Robert Forrey

Robert Forrey

First Fulbright Couple in Lublin, 1972

photo by Nina Smolarz-Figlarowicz (Poland Illustrated Magazine)


Dr. Robert Forrey, the first Fulbrighter in Lublin,  earned a B.A. and M.A. from Wesleyan University, in Connecticut, and a Ph. D. from Yale University. His dissertation Theodore Dreiser: The Flesh and the Spirit, places the Indiana novelist in the prophetic tradition, as more of a religious than a naturalist writer.  Dr. Forrey taught  English and American Studies at the University of Hartford, San Diego State University, and the New York State University at Potsdam, where he was chair of the English Department. He was Academic Vice President at Bradford College, in Bradford, Massachusetts, and following his Fulbright year in Poland, he was Coordinator of the Yale-based Bicentennial Committee on International Conferences of Americanists, traveling throughout the world helping to organize conferences on the occasion of the American Bicentennial. For the last twenty-two years he has lived in Portsmouth, Ohio, where he taught English and American literature at Ohio’s newest university, Shawnee State University, where he served four terms as president of the faculty union. Since 2004, he has written a political blog called River Vices as well as a poetry blog, Poems Old & New
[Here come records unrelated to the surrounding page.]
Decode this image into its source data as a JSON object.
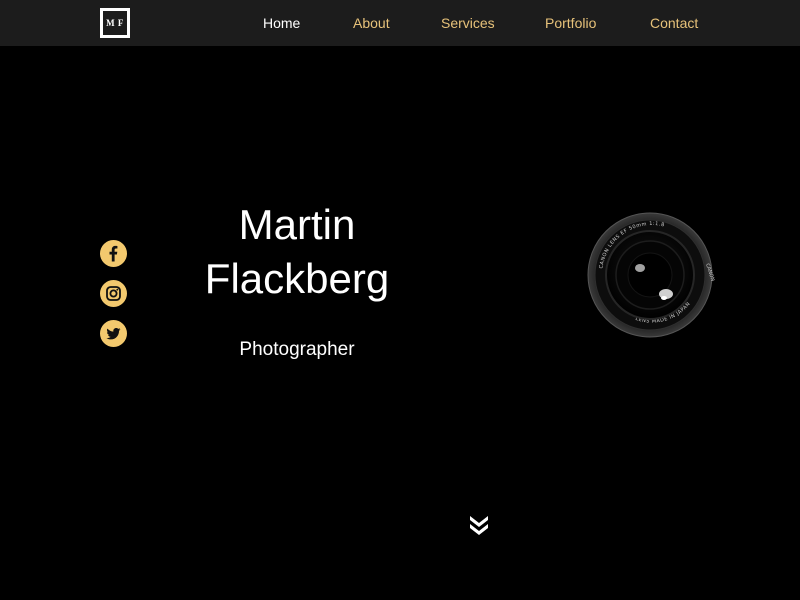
{
  "nav": {
    "logo_text": "M F",
    "items": [
      {
        "label": "Home",
        "active": true
      },
      {
        "label": "About",
        "active": false
      },
      {
        "label": "Services",
        "active": false
      },
      {
        "label": "Portfolio",
        "active": false
      },
      {
        "label": "Contact",
        "active": false
      }
    ]
  },
  "social": [
    {
      "icon": "facebook-icon"
    },
    {
      "icon": "instagram-icon"
    },
    {
      "icon": "twitter-icon"
    }
  ],
  "hero": {
    "first_name": "Martin",
    "last_name": "Flackberg",
    "role": "Photographer"
  },
  "lens_image": {
    "icon": "camera-lens-image",
    "ring_text_top": "CANON LENS EF 50mm 1:1.8",
    "ring_text_right": "CANON",
    "ring_text_bottom": "LENS MADE IN JAPAN"
  },
  "scroll": {
    "icon": "chevron-double-down-icon"
  },
  "colors": {
    "background": "#000000",
    "navbar": "#1c1c1c",
    "accent": "#e7c27a",
    "social_icon_bg": "#f3c96e",
    "text": "#ffffff"
  }
}
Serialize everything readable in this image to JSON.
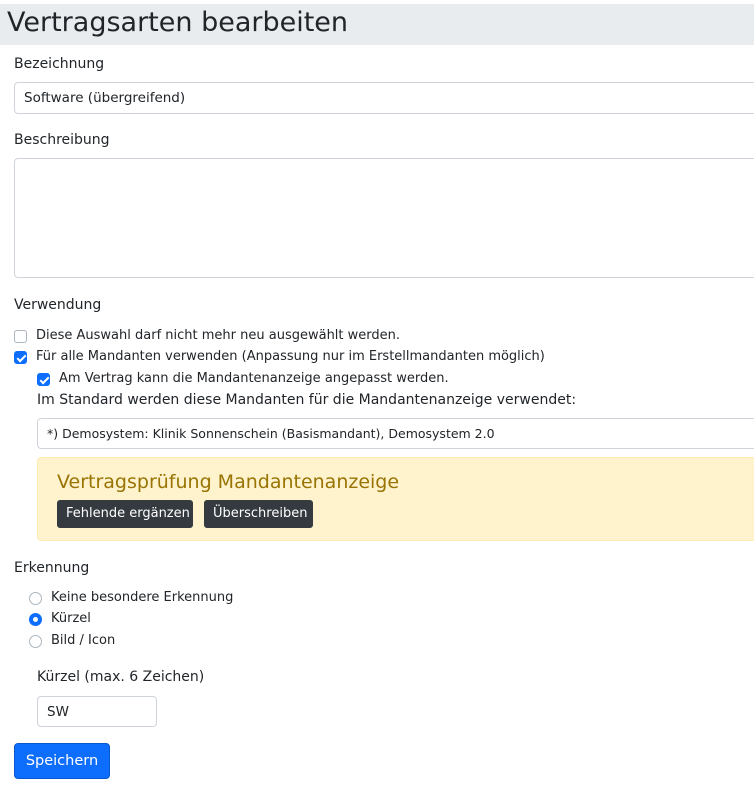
{
  "page": {
    "title": "Vertragsarten bearbeiten"
  },
  "form": {
    "name_label": "Bezeichnung",
    "name_value": "Software (übergreifend)",
    "description_label": "Beschreibung",
    "description_value": "",
    "usage_label": "Verwendung",
    "usage_options": [
      {
        "label": "Diese Auswahl darf nicht mehr neu ausgewählt werden.",
        "checked": false
      },
      {
        "label": "Für alle Mandanten verwenden (Anpassung nur im Erstellmandanten möglich)",
        "checked": true
      },
      {
        "label": "Am Vertrag kann die Mandantenanzeige angepasst werden.",
        "checked": true
      }
    ],
    "default_clients_label": "Im Standard werden diese Mandanten für die Mandantenanzeige verwendet:",
    "default_clients_value": "*) Demosystem: Klinik Sonnenschein (Basismandant), Demosystem 2.0",
    "check_panel": {
      "title": "Vertragsprüfung Mandantenanzeige",
      "fill_missing_label": "Fehlende ergänzen",
      "overwrite_label": "Überschreiben"
    },
    "recognition_label": "Erkennung",
    "recognition_options": [
      {
        "label": "Keine besondere Erkennung",
        "checked": false
      },
      {
        "label": "Kürzel",
        "checked": true
      },
      {
        "label": "Bild / Icon",
        "checked": false
      }
    ],
    "abbreviation_label": "Kürzel (max. 6 Zeichen)",
    "abbreviation_value": "SW",
    "save_label": "Speichern"
  },
  "colors": {
    "primary": "#0d6efd",
    "header_bg": "#e9ecef",
    "alert_bg": "#fff3cd",
    "alert_text": "#997404",
    "dark_button": "#343a40"
  }
}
Since educational and cultural exchange was one of the things that helped end the Cold War, I am proud to have been the first Fulbrighter to Lublin, especially since it was at the university named after a woman I admire, Marie Curie-Sklodowska. Though it was not without its difficulties, my  experience in Poland enriched my life. My son Christopher was born in Lublin on June 8, 1972, in a hospital close to Majdanek, about which I published a poem in Poland Illustrated Magazine (July 1972). I later  reflected about my Fulbright experience in “An American in Lublin,” which appeared in International Educational and Cultural Exchange in the summer of 1974. In 2000, I returned with my son to Lublin to deliver a talk to students that my hosts billed as “The First Fulbrighter in Lublin.” I wrote “Lublin: A Memoir,” in preparation for that talk. A personal account, the short memoir included several  poems I wrote during and after my Fulbright year. One of those poems was about the woman whose statue looms over the university named after her. When it comes to adversity, Poles are pros. They have had much practice. They are survivors because they are strivers. No Pole better illustrates the truth of that observation than Marie Curie-Sklodowska.


Dissolving in Light: M. Curie-Sklodowska


“Sweet are the uses of adversity.”



The mystic substance kept on calling her

Back to the damp, cold shed provided

By the stingy French bureaucracy.

She wrote later, “But what of that? We must

Have perseverance and above all

Confidence in ourselves. We must believe

We are gifted for something and that

This thing, at whatever cost, must be attained.”

Her husband, Pierre, was just as determined.

“Whatever happens, even if one has to

Go on like a body without a soul,

One must work just the same,” he wrote.

They worked the way the Trappists prayed—day and night—

She stirring a bubbling vat of evil-looking pitchblende

In the yard, foul smoke darkening the sky,

He making calculations in the shed.

She brought him back one night to see the stuff

Glowing mystically in the glass containers—

It was a night she always remembered.

With hands ruined by radium, she carried on

After he was crushed on the Rue Dauphine

By a wagon loaded with uniforms.

Like a Polish peasant in her garden,

She moved each day for years among the glass

Vials blooming beautifully in the lab,

Handling them gently with hands that would

Not heal, with faith that would not die, the world

For which she gladly worked herself to death

Dissolving in light, burning to marrow.


Robert Forrey, 1972